Under AFI, African member states have set up targets for effective implementation of ICAO standards called the Abuja safety plan. It means ICAO cooperates with African member states, the African Civil Aviation Commission (AFCAC), the African Union and the industry.
“ICAO’s team in our African regional offices in Nairobi and Dakar help member states as a first priority in addressing significant safety concerns,” explained Liu, adding that, with projected African traffic growth in the coming years, ICAO encourages member states to proportionally increase investment in financial and human resources to strengthen their safety oversight functions.
“In the coming years safety remains the priority for every state, including African states. Without aviation safety, the air transport development could not be sustained,” said Liu. “It is extremely important that we encourage member states to invest in civil aviation authorities (CAAs) and empower them with appropriate human and financial resources that enable them to undertake proper safety oversight so they can further develop aviation in a safe and secure manner.”
It was agreed that ICAO would coordinate with regional training organisations on the implementation of the AFI plan framework to ensure the relevance of the training offered.

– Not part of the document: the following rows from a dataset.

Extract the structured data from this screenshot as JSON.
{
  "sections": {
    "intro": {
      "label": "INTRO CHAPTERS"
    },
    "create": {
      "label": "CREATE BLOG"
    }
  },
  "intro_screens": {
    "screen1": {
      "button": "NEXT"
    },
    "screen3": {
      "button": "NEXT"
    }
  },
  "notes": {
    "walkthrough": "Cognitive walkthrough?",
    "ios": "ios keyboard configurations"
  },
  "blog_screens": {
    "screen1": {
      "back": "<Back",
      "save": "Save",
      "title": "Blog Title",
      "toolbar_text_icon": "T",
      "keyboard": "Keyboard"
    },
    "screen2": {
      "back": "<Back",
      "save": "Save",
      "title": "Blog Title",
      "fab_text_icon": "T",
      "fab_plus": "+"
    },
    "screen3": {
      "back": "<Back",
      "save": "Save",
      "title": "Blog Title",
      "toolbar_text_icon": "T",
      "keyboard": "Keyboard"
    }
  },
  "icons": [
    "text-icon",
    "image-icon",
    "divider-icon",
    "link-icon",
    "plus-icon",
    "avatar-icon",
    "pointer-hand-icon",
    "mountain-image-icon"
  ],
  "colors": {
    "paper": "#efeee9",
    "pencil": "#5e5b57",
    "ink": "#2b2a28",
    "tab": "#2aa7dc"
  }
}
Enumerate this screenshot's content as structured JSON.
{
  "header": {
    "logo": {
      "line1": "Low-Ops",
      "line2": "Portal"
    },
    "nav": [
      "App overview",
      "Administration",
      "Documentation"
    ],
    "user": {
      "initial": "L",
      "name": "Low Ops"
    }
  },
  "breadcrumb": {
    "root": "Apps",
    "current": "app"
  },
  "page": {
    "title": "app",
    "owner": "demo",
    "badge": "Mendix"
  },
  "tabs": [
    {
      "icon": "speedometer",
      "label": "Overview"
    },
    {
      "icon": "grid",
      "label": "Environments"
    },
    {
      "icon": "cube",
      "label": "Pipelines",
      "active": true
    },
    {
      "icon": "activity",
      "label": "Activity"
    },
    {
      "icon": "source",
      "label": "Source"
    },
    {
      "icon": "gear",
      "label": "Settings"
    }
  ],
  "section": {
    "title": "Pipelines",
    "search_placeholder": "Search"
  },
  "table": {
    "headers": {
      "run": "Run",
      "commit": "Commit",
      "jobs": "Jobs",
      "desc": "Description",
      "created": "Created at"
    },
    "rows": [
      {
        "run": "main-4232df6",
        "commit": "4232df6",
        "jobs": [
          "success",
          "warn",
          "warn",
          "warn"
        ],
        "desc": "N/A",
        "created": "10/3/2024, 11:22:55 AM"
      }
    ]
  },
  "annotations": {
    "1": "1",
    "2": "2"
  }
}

During the course of the conference Liu granted trainer-plus membership certificates to 14 CAAs, aviation universities and training centres. (africanaerospace)